How I stumbled into UX writing and haven’t looked back

Casey Elmer
May 5, 2018 · 4 min read

I’d never spent so long considering so few words.

I didn’t realise at the time the fragments of copy I was creating even had a name. But I did know one thing- I was bloody enjoying it.

In 2016, I joined a fintech startup as the only native English speaker and writer. I quickly realised it was up to me to create the entire content strategy and copywriting for the business.

I relished the chance to empathise with our customers. To walk in their shoes, to face the problems and challenges they were hoping to overcome. I got started armed with a notepad, large whiteboard and a stack of coloured sticky notes.
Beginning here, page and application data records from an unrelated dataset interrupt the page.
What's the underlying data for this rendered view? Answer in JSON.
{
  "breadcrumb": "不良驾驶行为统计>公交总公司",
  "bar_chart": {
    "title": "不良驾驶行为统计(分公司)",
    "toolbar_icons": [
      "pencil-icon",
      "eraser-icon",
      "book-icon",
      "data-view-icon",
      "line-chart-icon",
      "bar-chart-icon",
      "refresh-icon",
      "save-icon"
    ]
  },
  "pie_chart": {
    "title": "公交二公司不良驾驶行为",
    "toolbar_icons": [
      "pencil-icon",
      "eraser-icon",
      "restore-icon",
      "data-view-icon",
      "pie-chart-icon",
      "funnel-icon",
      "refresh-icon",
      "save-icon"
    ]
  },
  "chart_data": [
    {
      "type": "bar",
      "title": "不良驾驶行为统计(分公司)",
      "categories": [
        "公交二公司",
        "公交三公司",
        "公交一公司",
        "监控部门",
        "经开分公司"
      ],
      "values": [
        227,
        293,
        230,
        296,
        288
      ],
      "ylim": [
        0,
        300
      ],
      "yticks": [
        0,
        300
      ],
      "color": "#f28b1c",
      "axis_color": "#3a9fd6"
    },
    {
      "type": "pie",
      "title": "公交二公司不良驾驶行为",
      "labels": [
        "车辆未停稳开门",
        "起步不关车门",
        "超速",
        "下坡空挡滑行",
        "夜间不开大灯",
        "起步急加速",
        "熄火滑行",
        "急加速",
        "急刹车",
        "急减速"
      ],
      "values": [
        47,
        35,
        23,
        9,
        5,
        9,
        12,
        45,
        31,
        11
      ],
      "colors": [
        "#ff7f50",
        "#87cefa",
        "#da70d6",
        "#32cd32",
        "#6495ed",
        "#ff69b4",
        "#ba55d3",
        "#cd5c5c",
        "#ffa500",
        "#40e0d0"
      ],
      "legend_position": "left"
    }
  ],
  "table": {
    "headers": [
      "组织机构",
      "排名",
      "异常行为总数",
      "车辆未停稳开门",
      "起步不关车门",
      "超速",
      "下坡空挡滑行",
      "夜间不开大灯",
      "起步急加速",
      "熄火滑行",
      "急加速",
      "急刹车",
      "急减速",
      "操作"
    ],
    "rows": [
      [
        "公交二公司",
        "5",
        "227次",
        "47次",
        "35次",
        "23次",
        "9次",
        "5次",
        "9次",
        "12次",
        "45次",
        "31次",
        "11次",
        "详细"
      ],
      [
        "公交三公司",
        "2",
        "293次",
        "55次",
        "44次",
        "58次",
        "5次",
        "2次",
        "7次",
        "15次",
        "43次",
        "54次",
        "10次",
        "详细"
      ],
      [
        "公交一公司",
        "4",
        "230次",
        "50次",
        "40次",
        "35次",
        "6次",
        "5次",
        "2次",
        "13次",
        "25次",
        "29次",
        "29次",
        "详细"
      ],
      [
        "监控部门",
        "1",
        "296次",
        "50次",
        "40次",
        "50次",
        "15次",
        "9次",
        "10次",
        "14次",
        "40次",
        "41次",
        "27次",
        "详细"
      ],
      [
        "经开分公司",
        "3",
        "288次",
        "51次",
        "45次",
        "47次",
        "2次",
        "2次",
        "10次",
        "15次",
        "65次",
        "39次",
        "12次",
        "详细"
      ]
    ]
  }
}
Yep, I liked this project already.

The weeks to follow evaporated into research, discovery, empathy mapping, affinity diagrams, customer journeys, building personas, tone and voice style guidelines, branding essence and more. As a freelancer, I was most commonly brought in at the end of projects, website designs all but approved and my copy having to fit neatly into the ‘lorem ipsum’ gaps left to fill. This project was different. I was so energised to be a part of the creation phase, to sit alongside the dev and UX team right from the get-go.

The client was a budding fintech; an alternative lender focused on providing small business loans. Naturally, customers were often anxious, they needed their hand held, they needed to feel secure through this process. After all, they were disclosing a tonne of sensitive information and data such as business names, ABNs, financial information, driver licence, credit history. Alternative lending being a nascent industry, most users had never dealt with a financial institution outside the big four banks in Australia. We were also battling a common stigma- that money lending is grubby business. Building trust and transparency with our customers was imperative.

The copy had one overarching aim: clarity. The copy had to be concise, clear, helpful. Unlike copywriting that is designed to persuade and sell, the UX copy and microcopy were intended to guide, inform, educate and take what was a complex algorithm on the back end into a very simple and straightforward user experience. An experience in which people were informed, looked after and confident they were dealing with a reputable business that understood their needs.

Borrowing money is serious business. With serious ramifications if the business defaults. We wanted to be approachable but not make light of the process.

But we also didn’t want to sound like your typical financial institution. Read: stale, uptight. We needed to be understanding and empathetic more than anything.

Copywriting and content elements for this fintech project included;

  • Wireframes and prototypes of app, website dashboards

A lot to cover, right? A great mix of UX writing, microcopy, content marketing, sales copywriting and funnels.

So, what are the things I learned from this project?

  1. UX Writing is a real thing. And it’s only growing in demand as UX Designers and Product Managers realise great content has to be aligned with UX/UI design from the very beginning of projects. Great copywriters are critical to great user experience.

I’m grateful this project gave me my first glimpse into the challenging, exciting, inspiring world of UX writing and design. It’s even inspired me to pursue my Masters of Interaction Design along with focusing on UX writing projects currently.

So, wish me luck on this journey. Onwards and upwards into the world of UX research and design!

Thanks for reading. If you have a minute, I’d be grateful for some advice… I’d love to hear your tips and guidance on landing great projects and navigating the world of UX design as a copywriter.

Cheers,

Casey


Originally published at caseyelmercopywriter.com.au.

Casey Elmer

Written by

Copywriter turned UXer. User research and content design are the things making me tick right now. Living and working in Sydney.